***** RECORDS SHOWN
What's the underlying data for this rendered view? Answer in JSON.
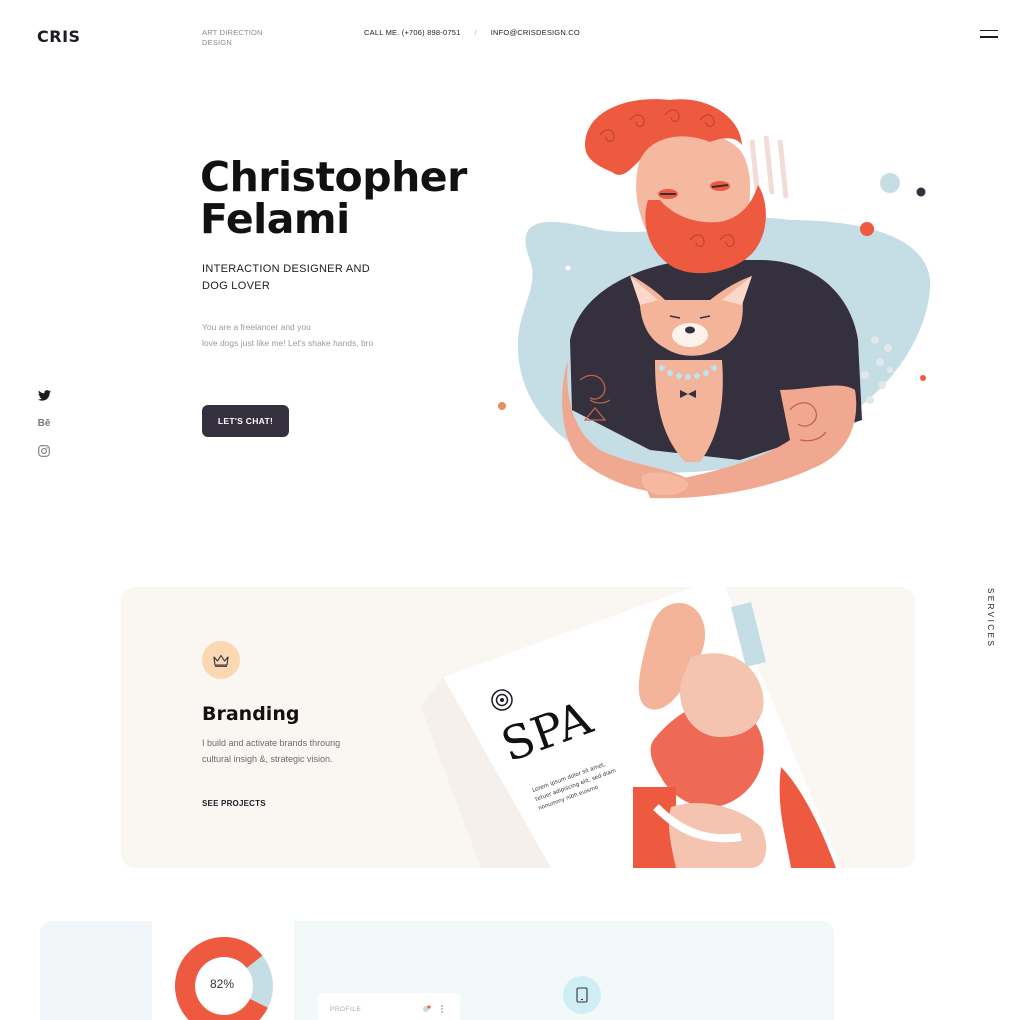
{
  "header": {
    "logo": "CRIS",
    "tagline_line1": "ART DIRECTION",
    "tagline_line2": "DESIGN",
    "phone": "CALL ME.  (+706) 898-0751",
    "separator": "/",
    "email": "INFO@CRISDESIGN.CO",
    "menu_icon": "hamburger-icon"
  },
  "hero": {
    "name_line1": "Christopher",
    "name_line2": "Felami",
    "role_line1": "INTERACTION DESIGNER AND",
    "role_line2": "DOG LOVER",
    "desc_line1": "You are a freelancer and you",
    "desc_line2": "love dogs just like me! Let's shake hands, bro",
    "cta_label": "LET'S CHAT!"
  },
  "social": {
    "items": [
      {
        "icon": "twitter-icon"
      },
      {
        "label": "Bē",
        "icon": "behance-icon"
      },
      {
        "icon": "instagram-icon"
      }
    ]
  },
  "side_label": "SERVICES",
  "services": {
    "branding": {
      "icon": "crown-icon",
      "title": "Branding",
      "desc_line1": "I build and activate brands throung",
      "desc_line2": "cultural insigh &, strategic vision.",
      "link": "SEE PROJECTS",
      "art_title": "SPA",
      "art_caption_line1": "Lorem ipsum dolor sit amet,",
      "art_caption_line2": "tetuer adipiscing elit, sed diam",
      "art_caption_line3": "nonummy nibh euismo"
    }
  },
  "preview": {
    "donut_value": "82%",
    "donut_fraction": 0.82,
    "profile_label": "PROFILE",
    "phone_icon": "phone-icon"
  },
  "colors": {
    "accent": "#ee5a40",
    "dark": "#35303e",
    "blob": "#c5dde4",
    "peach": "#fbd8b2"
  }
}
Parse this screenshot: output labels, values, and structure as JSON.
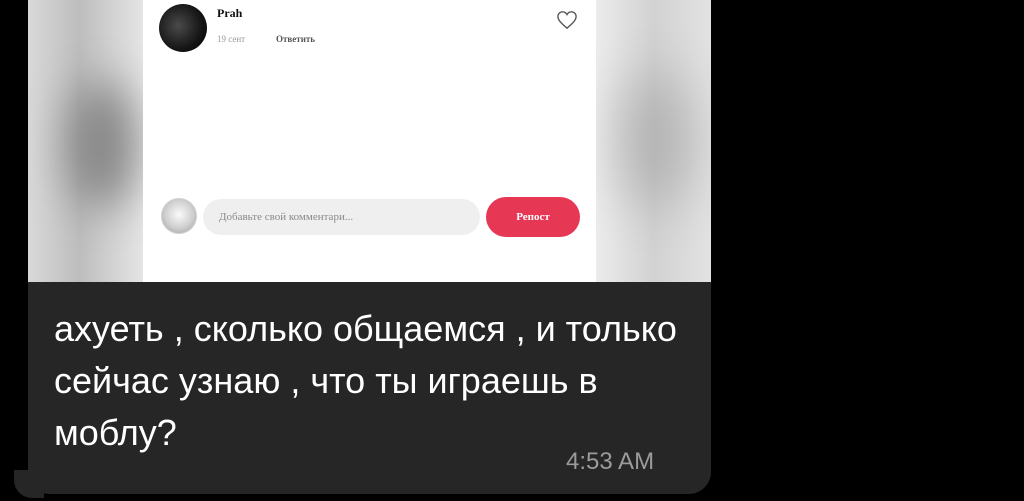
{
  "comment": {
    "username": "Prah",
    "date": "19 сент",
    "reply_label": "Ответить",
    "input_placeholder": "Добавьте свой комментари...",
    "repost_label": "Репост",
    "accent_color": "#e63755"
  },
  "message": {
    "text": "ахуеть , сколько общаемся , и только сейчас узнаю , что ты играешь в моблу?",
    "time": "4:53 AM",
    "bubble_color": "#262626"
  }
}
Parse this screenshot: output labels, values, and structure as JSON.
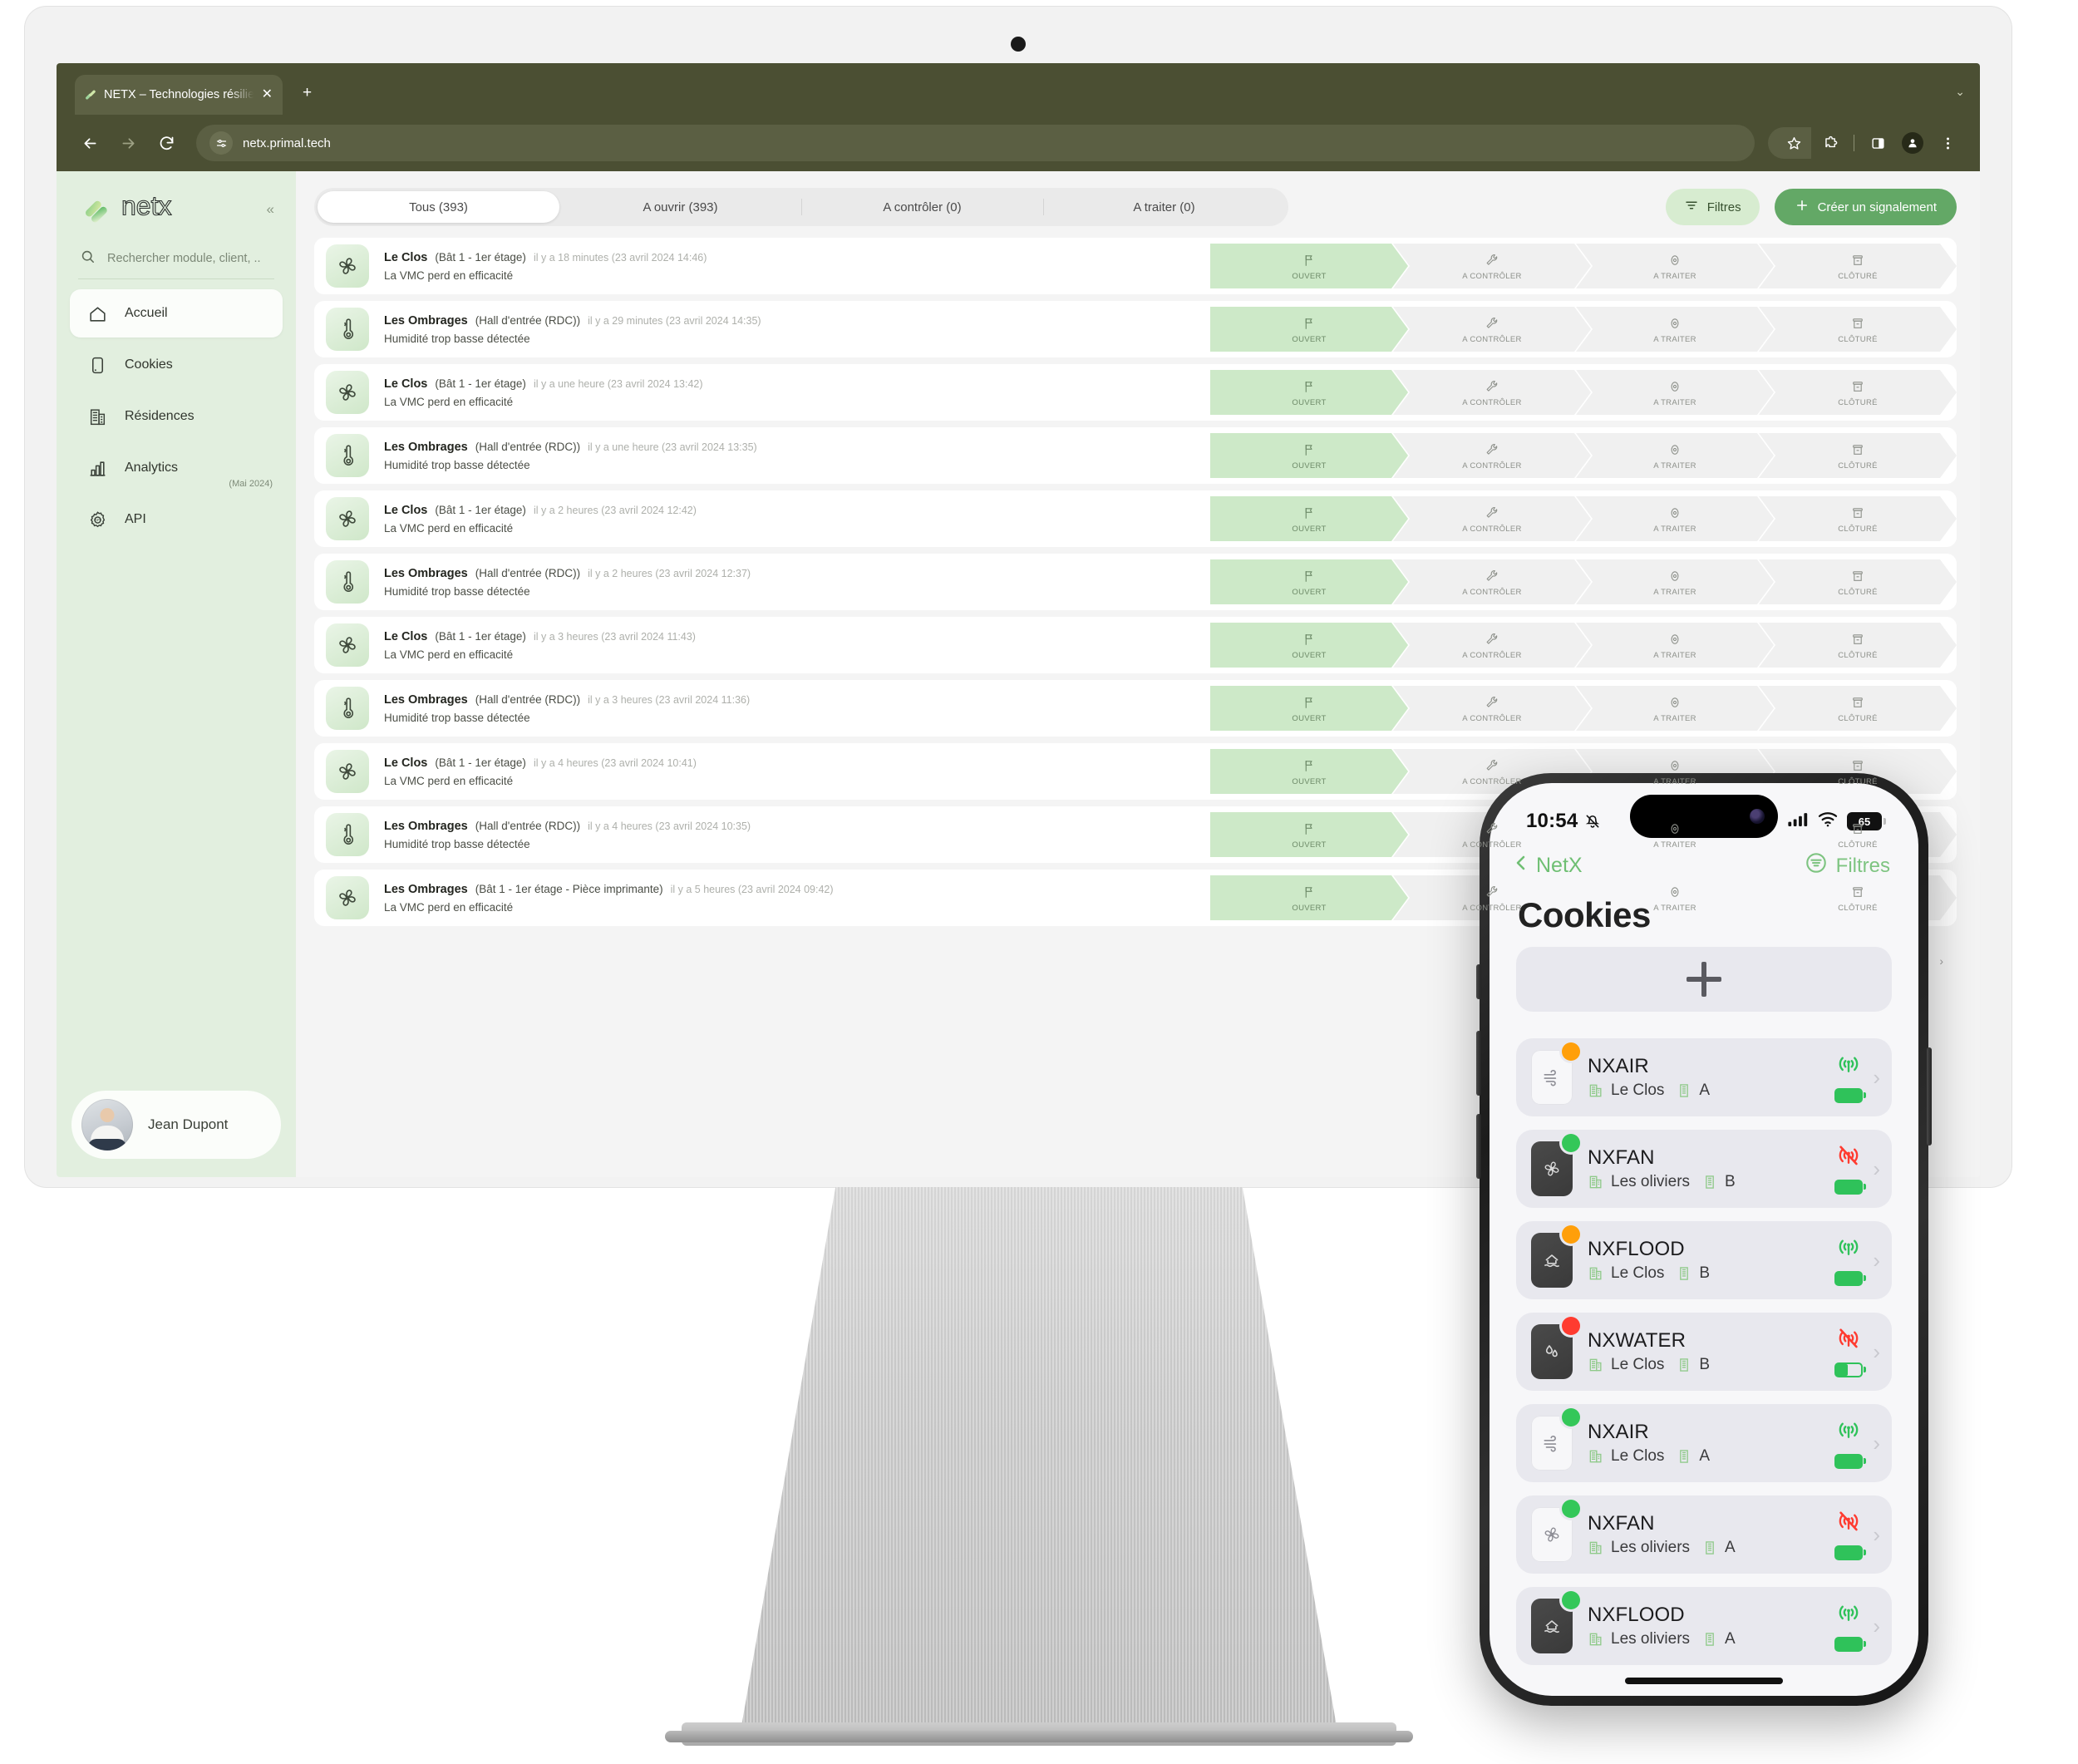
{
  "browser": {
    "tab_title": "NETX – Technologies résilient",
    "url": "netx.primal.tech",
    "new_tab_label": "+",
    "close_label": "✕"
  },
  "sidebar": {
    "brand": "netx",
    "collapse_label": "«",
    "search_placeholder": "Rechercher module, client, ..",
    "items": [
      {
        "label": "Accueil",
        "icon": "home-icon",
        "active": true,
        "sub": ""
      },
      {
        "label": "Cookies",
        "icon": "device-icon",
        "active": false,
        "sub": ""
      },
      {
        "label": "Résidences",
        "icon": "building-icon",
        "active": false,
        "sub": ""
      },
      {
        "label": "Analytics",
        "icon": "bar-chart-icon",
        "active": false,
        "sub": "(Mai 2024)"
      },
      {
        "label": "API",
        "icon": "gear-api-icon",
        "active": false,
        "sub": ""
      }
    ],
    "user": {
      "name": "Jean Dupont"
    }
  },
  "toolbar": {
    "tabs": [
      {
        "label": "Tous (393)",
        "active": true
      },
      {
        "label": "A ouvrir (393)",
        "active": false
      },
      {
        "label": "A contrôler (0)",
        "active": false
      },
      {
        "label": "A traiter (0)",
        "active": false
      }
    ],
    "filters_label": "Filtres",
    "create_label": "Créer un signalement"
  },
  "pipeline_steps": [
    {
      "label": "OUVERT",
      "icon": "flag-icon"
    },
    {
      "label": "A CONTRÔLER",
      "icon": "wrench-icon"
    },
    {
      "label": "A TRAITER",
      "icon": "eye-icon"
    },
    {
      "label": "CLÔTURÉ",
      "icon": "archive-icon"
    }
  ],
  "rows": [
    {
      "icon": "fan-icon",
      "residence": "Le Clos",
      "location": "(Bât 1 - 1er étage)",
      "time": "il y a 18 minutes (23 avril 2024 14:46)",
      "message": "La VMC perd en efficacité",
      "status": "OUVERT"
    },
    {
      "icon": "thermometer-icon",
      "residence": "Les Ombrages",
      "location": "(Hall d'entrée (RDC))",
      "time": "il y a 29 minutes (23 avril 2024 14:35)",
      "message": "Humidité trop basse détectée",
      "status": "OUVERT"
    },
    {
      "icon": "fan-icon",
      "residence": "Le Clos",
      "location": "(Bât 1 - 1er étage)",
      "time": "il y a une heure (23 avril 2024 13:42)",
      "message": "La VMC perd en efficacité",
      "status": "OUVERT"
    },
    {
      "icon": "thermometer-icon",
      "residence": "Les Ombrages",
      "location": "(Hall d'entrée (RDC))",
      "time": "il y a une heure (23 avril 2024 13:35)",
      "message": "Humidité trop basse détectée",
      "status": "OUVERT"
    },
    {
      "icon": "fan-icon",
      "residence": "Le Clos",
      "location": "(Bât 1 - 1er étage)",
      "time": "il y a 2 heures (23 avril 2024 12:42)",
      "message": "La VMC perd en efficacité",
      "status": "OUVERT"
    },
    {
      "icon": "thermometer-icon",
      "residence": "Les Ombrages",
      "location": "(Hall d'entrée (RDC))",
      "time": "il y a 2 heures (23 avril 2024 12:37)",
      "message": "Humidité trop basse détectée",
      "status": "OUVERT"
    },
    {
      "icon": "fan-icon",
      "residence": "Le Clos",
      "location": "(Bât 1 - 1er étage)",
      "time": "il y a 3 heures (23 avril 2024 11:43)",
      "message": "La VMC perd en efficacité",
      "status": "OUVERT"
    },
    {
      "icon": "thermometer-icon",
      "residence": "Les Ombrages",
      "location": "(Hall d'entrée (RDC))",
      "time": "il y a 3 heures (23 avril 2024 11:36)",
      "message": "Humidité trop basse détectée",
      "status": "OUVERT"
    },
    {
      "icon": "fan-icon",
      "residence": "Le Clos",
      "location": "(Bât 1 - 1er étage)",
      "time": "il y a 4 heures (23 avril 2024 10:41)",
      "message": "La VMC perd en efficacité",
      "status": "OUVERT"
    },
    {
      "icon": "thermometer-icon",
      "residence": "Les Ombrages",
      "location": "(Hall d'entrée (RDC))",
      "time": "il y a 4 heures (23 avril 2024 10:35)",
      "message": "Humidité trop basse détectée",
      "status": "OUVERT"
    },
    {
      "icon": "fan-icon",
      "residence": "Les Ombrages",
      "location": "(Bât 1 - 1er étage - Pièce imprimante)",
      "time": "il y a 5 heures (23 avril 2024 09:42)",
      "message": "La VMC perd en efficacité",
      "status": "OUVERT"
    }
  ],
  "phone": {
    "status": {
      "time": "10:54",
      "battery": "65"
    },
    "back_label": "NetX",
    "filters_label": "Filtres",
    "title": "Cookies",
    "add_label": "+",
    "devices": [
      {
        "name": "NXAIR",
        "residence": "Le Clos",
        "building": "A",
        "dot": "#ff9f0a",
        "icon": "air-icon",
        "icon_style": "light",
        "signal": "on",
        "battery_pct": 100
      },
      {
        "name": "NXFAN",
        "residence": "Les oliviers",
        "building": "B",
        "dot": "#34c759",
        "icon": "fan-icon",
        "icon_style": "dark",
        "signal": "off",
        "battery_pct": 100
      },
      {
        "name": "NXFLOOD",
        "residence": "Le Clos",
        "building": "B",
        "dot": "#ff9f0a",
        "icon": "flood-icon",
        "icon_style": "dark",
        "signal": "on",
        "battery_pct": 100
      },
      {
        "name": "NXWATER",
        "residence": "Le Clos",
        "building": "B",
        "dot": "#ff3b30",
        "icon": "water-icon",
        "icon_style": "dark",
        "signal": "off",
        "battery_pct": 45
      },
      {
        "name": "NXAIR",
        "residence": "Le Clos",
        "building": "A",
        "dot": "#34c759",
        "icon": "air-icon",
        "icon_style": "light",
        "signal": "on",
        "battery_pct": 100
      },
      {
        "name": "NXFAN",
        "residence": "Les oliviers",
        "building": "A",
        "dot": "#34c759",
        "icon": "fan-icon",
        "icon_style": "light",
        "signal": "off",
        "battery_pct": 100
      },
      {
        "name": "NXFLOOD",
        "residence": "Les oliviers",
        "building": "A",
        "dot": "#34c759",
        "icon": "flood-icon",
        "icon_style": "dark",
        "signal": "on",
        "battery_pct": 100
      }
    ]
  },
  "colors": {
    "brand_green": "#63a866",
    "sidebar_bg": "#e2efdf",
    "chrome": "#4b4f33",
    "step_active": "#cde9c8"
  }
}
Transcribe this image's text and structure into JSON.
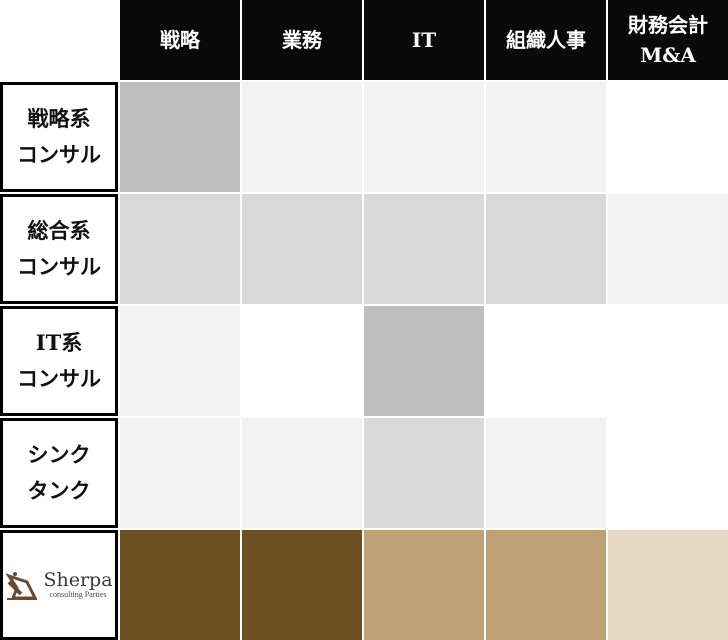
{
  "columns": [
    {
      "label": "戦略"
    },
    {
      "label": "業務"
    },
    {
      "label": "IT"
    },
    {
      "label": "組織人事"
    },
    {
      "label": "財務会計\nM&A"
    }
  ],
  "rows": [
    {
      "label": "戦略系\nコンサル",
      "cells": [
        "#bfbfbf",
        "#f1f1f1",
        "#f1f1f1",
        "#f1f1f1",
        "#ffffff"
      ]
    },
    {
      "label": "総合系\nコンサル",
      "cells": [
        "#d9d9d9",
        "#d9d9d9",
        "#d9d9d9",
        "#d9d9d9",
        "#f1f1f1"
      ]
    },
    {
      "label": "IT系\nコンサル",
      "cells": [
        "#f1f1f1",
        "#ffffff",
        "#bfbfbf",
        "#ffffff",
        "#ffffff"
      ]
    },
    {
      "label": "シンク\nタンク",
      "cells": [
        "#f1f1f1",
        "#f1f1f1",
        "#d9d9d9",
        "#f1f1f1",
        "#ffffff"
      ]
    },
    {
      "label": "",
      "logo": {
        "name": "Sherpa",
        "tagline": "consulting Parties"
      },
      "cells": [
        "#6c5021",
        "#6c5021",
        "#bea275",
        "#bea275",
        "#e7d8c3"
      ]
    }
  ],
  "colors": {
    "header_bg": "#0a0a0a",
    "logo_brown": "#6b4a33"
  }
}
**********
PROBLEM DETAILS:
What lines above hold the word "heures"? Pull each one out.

SOLUTION BELOW:
      "time": "il y a 2 heures (23 avril 2024 12:42)",
      "time": "il y a 2 heures (23 avril 2024 12:37)",
      "time": "il y a 3 heures (23 avril 2024 11:43)",
      "time": "il y a 3 heures (23 avril 2024 11:36)",
      "time": "il y a 4 heures (23 avril 2024 10:41)",
      "time": "il y a 4 heures (23 avril 2024 10:35)",
      "time": "il y a 5 heures (23 avril 2024 09:42)",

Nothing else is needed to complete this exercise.